- **GOAL OF THE EXERCISE**:
Repeat exactly the lines from the line containing "Transcribe this image's" to the last line of the listing, including both.

Start of Block

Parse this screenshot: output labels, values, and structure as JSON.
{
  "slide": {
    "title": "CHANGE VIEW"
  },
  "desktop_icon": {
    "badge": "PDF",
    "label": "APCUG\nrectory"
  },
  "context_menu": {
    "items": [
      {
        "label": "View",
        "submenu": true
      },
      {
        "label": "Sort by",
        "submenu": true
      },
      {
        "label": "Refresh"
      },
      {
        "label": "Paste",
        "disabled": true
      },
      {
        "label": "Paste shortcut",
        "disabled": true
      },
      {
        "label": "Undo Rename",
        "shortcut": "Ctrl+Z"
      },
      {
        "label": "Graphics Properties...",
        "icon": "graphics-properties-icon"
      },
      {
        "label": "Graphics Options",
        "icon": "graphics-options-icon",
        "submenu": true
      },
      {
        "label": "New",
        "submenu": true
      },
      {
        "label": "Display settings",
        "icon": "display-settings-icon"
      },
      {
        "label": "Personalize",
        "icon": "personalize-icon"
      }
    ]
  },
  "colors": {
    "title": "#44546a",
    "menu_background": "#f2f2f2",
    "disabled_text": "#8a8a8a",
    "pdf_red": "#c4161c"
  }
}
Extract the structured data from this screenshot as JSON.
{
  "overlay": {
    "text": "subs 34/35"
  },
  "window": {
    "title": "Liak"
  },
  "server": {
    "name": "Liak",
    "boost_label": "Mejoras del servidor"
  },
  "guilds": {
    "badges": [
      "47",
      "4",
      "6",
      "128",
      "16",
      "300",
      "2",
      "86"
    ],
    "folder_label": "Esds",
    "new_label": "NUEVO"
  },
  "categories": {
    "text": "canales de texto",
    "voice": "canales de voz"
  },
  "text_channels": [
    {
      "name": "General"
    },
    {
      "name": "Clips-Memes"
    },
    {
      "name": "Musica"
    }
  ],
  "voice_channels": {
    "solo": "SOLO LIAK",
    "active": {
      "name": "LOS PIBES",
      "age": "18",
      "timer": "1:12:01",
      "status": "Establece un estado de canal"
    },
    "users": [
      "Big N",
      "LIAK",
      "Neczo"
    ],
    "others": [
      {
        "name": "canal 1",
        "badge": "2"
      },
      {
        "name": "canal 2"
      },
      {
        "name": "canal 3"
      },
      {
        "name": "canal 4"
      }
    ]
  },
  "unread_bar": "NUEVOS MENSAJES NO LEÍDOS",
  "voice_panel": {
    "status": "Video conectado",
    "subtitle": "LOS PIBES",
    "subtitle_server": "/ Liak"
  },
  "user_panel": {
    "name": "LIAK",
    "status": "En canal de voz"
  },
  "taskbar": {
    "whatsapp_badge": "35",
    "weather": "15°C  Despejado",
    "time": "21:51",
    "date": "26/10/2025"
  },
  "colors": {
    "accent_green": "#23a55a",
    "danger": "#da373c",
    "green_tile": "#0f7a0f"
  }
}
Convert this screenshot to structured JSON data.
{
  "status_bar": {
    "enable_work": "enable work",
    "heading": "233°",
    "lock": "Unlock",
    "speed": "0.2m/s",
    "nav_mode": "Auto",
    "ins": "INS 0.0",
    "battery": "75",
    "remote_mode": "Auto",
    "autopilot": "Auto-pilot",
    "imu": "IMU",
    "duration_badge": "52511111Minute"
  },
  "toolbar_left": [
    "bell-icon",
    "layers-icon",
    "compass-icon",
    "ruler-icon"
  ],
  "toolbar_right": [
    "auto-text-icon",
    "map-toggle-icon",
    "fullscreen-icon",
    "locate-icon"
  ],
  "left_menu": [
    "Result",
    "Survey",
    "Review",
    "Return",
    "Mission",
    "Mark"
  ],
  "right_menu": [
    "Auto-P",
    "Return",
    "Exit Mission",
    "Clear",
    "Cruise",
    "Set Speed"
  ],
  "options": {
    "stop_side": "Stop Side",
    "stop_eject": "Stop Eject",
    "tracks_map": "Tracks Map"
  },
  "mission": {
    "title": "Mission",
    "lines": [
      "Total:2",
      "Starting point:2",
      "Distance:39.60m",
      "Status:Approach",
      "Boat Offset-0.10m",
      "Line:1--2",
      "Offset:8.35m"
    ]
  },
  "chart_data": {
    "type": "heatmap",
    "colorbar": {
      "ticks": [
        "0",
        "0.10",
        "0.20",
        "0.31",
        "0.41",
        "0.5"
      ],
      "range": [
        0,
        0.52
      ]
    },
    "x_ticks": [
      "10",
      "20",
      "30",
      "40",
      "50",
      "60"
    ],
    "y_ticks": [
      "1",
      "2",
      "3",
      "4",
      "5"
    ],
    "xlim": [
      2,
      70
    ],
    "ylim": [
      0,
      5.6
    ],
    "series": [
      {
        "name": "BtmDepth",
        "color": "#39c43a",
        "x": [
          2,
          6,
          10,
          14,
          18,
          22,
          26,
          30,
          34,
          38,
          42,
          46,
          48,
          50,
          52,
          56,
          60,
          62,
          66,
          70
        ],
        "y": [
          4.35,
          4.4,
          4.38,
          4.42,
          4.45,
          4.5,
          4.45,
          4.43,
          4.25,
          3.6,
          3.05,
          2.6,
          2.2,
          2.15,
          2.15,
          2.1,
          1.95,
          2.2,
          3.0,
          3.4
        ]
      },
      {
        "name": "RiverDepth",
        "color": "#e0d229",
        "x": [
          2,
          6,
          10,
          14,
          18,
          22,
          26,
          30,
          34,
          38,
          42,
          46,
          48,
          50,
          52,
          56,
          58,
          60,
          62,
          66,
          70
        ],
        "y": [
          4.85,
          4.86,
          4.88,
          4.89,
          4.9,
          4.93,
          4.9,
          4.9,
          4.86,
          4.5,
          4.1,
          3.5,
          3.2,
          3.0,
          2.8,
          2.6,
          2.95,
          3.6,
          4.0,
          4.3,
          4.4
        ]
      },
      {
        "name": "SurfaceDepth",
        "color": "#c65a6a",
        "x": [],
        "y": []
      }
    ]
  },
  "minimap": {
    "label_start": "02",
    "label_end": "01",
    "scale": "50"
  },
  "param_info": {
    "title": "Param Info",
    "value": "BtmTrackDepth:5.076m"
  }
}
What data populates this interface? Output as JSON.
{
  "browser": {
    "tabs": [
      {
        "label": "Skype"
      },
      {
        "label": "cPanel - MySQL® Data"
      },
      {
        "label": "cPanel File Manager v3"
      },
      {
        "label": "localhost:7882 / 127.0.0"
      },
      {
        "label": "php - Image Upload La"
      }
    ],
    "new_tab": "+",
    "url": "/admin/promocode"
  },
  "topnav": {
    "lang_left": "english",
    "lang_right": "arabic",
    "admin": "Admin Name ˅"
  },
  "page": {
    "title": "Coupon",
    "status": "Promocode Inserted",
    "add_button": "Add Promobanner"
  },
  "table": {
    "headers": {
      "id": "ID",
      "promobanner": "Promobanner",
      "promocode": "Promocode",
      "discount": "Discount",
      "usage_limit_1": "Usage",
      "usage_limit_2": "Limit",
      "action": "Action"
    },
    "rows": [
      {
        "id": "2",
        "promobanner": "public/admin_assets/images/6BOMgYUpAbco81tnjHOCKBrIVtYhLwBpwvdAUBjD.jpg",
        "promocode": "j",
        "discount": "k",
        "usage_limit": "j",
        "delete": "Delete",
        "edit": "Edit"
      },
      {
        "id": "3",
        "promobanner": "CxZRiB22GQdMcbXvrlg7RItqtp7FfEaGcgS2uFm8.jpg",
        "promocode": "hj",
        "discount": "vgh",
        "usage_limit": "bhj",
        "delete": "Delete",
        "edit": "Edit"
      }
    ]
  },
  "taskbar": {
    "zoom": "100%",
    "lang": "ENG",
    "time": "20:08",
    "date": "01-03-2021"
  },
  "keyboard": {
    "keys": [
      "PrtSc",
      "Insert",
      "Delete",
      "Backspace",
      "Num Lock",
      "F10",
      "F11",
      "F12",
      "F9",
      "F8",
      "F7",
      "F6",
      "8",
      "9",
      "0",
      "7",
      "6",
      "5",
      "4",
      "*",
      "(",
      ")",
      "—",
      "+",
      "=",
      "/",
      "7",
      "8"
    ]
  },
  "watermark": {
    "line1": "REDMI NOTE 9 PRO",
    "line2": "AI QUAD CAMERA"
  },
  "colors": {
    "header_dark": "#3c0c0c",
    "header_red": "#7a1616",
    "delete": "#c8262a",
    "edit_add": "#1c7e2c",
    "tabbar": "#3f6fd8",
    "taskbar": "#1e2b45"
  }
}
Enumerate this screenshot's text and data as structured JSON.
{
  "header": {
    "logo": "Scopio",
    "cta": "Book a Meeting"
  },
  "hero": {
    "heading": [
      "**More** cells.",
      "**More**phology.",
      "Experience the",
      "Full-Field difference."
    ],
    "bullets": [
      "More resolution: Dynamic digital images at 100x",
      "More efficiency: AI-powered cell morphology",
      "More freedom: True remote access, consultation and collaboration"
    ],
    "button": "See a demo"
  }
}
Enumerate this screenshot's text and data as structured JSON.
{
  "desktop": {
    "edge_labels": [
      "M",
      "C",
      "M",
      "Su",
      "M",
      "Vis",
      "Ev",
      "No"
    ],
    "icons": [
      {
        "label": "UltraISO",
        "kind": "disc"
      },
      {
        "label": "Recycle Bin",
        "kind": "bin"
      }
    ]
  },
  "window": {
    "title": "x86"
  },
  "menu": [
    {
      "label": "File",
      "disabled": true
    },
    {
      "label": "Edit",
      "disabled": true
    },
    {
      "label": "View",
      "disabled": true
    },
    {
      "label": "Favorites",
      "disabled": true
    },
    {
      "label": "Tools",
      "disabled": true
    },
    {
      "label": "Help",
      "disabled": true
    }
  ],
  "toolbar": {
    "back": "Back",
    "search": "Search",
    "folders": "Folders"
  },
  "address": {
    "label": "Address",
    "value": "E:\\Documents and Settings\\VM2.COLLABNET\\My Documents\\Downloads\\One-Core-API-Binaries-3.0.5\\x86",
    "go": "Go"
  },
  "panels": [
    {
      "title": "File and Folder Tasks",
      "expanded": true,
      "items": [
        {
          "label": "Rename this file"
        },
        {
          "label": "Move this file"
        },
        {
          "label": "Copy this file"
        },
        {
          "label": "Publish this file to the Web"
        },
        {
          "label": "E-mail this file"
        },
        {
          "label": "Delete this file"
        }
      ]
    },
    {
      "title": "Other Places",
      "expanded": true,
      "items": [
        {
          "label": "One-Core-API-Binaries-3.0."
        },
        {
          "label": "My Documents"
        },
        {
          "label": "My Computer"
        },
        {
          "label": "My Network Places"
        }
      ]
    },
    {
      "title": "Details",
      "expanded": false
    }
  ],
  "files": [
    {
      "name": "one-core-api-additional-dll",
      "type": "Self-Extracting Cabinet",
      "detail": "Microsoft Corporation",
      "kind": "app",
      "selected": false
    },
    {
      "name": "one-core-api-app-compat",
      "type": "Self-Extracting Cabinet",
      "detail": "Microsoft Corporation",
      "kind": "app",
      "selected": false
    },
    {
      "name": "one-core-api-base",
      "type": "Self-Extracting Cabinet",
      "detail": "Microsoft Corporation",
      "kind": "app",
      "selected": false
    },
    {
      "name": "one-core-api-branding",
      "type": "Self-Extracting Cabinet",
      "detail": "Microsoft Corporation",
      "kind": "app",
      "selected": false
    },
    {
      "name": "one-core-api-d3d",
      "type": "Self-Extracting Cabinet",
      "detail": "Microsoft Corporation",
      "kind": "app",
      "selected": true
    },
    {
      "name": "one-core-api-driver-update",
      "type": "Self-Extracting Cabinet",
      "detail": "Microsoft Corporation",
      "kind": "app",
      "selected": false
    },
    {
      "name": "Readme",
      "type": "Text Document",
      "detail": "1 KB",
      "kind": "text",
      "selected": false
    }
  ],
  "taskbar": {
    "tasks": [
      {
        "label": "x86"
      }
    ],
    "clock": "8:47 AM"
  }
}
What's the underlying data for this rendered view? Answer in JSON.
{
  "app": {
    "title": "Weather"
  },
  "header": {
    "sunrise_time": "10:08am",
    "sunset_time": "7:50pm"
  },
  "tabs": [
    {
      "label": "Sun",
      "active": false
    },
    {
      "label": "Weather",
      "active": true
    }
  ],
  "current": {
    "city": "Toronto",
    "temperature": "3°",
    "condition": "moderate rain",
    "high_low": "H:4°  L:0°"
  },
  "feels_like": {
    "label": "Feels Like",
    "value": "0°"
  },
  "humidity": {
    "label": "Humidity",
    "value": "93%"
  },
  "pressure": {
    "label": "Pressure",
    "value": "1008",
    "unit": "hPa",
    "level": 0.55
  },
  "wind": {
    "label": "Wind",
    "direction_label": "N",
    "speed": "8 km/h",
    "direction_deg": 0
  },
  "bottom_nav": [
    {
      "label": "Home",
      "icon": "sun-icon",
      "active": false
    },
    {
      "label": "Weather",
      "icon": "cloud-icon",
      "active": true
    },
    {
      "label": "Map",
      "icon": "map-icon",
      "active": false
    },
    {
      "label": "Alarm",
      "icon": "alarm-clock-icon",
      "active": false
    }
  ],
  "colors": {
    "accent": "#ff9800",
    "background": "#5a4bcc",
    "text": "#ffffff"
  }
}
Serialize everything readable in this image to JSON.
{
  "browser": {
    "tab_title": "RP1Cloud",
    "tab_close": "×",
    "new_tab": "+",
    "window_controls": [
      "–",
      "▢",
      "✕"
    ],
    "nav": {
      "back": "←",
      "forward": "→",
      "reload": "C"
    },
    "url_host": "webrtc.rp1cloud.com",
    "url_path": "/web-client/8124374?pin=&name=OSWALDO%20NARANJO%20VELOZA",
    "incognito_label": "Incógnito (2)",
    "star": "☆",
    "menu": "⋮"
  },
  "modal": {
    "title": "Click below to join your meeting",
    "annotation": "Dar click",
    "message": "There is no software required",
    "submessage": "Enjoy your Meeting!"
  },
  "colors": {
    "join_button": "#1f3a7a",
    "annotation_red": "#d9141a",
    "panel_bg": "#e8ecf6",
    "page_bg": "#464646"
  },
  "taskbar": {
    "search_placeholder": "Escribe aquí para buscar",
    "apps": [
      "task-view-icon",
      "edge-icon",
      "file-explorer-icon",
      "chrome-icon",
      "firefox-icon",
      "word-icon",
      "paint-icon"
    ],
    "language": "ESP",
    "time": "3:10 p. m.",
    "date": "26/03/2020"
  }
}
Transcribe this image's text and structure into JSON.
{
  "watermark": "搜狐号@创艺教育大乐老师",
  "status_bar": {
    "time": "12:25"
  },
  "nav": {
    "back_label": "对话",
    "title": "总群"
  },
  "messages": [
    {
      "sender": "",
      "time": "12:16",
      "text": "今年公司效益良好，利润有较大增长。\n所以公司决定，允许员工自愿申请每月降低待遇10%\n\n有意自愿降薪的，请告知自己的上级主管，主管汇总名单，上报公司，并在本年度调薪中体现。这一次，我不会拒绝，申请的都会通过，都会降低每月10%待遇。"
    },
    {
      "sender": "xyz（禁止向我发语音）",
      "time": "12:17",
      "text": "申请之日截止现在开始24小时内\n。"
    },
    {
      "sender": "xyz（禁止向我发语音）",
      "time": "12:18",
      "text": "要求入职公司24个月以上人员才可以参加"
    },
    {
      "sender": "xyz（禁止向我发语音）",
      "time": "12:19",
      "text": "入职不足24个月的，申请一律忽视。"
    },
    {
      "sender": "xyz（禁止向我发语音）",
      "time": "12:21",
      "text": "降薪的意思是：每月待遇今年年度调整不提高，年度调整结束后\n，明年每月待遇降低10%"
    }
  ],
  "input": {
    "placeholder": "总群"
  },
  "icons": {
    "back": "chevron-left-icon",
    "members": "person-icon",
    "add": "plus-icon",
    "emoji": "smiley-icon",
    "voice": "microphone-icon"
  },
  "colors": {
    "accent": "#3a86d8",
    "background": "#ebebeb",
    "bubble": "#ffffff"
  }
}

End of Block

- **RESPONSE TO THIS EXERCISE**:
Transcribe this image's text and structure into JSON.
{
  "watermark": "搜狐号@创艺教育大乐老师",
  "status_bar": {
    "time": "12:25"
  },
  "nav": {
    "back_label": "对话",
    "title": "总群"
  },
  "messages": [
    {
      "sender": "",
      "time": "12:16",
      "text": "今年公司效益良好，利润有较大增长。\n所以公司决定，允许员工自愿申请每月降低待遇10%\n\n有意自愿降薪的，请告知自己的上级主管，主管汇总名单，上报公司，并在本年度调薪中体现。这一次，我不会拒绝，申请的都会通过，都会降低每月10%待遇。"
    },
    {
      "sender": "xyz（禁止向我发语音）",
      "time": "12:17",
      "text": "申请之日截止现在开始24小时内\n。"
    },
    {
      "sender": "xyz（禁止向我发语音）",
      "time": "12:18",
      "text": "要求入职公司24个月以上人员才可以参加"
    },
    {
      "sender": "xyz（禁止向我发语音）",
      "time": "12:19",
      "text": "入职不足24个月的，申请一律忽视。"
    },
    {
      "sender": "xyz（禁止向我发语音）",
      "time": "12:21",
      "text": "降薪的意思是：每月待遇今年年度调整不提高，年度调整结束后\n，明年每月待遇降低10%"
    }
  ],
  "input": {
    "placeholder": "总群"
  },
  "icons": {
    "back": "chevron-left-icon",
    "members": "person-icon",
    "add": "plus-icon",
    "emoji": "smiley-icon",
    "voice": "microphone-icon"
  },
  "colors": {
    "accent": "#3a86d8",
    "background": "#ebebeb",
    "bubble": "#ffffff"
  }
}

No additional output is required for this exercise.